how to give a killer presentation

A LITTLE MORE THAN a year ago, on a trip to Nairobi, Kenya, some colleagues and I met a 12-year-old Masai boy named Richard Turere, who told us a fascinating story. His family raises livestock on the edge of a vast national park, and one of the biggest challenges is protecting the animals from lions—especially at night. Richard had noticed that placing lamps in a field didn’t deter lion attacks, but when he walked the field with a torch, the lions stayed away. From a young age, he’d been interested in electronics, teaching himself by, for example, taking apart his parents’ radio. He used that experience to devise a system of lights that would turn on and off in sequence—using solar panels, a car battery, and a motorcycle indicator box—and…

find the perfect mix of data and narrative
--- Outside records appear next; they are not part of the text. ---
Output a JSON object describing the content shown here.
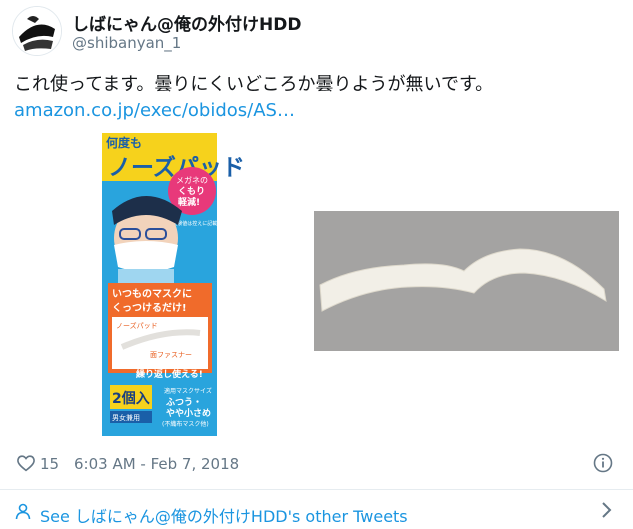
{
  "tweet": {
    "display_name": "しばにゃん@俺の外付けHDD",
    "handle": "@shibanyan_1",
    "text": "これ使ってます。曇りにくいどころか曇りようが無いです。",
    "link": "amazon.co.jp/exec/obidos/AS…",
    "like_count": "15",
    "timestamp": "6:03 AM - Feb 7, 2018"
  },
  "product_package": {
    "title": "ノーズパッド",
    "top_prefix": "何度も",
    "badge_line1": "メガネの",
    "badge_line2": "くもり",
    "badge_line3": "軽減!",
    "small_note": "※実験値は控えに記載",
    "main_copy_line1": "いつものマスクに",
    "main_copy_line2": "くっつけるだけ!",
    "label_pad": "ノーズパッド",
    "label_fastener": "面ファスナー",
    "reuse": "繰り返し使える!",
    "count": "2個入",
    "unisex": "男女兼用",
    "size_label": "適用マスクサイズ",
    "size_value1": "ふつう・",
    "size_value2": "やや小さめ",
    "size_note": "(不織布マスク他)"
  },
  "footer": {
    "see_more": "See しばにゃん@俺の外付けHDD's other Tweets"
  },
  "colors": {
    "link": "#1b95e0",
    "secondary": "#657786",
    "package_blue": "#29a4dd",
    "package_yellow": "#f6d21c",
    "pad_gray": "#a4a3a2"
  },
  "icons": [
    "avatar-image",
    "heart-icon",
    "info-icon",
    "person-icon",
    "chevron-right-icon"
  ]
}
Most presentations lie somewhere on the continuum between a report and a story. A report is data rich, exhaustive, and informative—but not very engaging. Stories help a speaker connect with an audience, but listeners often want facts and information, too. Great presenters layer story and information like a cake and understand that different types of talks require differing ingredients. Report Literal, Informational, Factual, Exhaustive Story Dramatic, Experiential, Evocative, Persuasive Research Findings If your goal is to communicate information from a written report, send the full document to the audience in advance, and limit the presentation to key takeaways. Don’t do a long slide show that repeats all your findings. Anyone who’s really interested can read the report; everyone else will appreciate brevity. Financial Presentation Financial audiences love data, and they’ll want the details. Satisfy their analytical appetite with…

10 ways to ruin a presentation
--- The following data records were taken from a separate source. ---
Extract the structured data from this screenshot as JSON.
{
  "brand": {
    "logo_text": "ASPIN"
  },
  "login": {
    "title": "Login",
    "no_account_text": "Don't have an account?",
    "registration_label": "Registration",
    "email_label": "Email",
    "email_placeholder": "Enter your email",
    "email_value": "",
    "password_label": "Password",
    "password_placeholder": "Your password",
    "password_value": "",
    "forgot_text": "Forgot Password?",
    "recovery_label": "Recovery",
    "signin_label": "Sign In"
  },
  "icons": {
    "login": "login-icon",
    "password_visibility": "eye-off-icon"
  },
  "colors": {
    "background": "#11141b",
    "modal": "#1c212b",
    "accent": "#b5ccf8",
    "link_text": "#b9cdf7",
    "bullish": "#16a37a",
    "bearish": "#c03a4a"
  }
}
1 Take a really long time to explain what your talk is about. 2 Speak slowly and dramatically. Why talk when you can orate? 3 Make sure you subtly let everyone know how important you are. 4 Refer to your book repeatedly. Even better, quote yourself from it. 5 Cram your slides with numerous text bullet points and multiple fonts. 6 Use lots of unexplained technical jargon to make yourself sound smart. 7 Speak at great length about the history of your organization and its glorious achievements. 8 Don’t bother rehearsing to check how long your talk is running. 9 Sound as if you’re reciting your talk from memory. 10 Never, ever make eye contact with anyone in the audience.…

visualizations that really work
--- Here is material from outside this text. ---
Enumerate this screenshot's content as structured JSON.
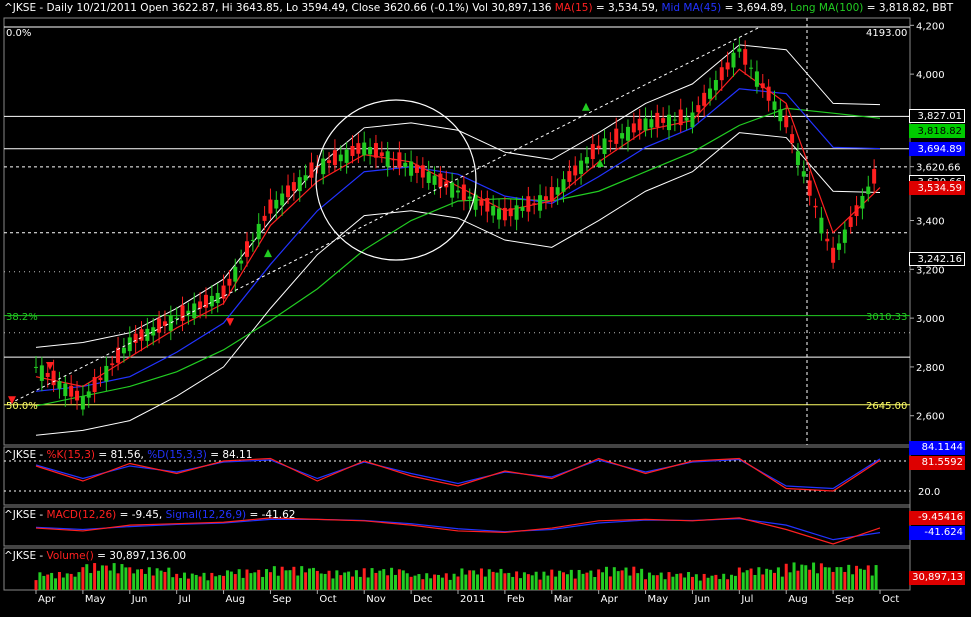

NOT LONG AGO, the ability to create smart data visualizations, or dataviz, was a nice-to-have skill. For the most part, it benefited design- and data-minded managers who made a deliberate decision to invest in acquiring it. That’s changed. Now visual communication is a must-have skill for all managers, because more and more often, it’s the only way to make sense of the work they do. Data is the primary force behind this shift. Decision making increasingly relies on data, which comes at us with such overwhelming velocity, and in such volume, that we can’t comprehend it without some layer of abstraction, such as a visual one. A typical example: At Boeing the managers of the Osprey program need to improve the efficiency of the aircraft’s takeoffs and landings. But each time…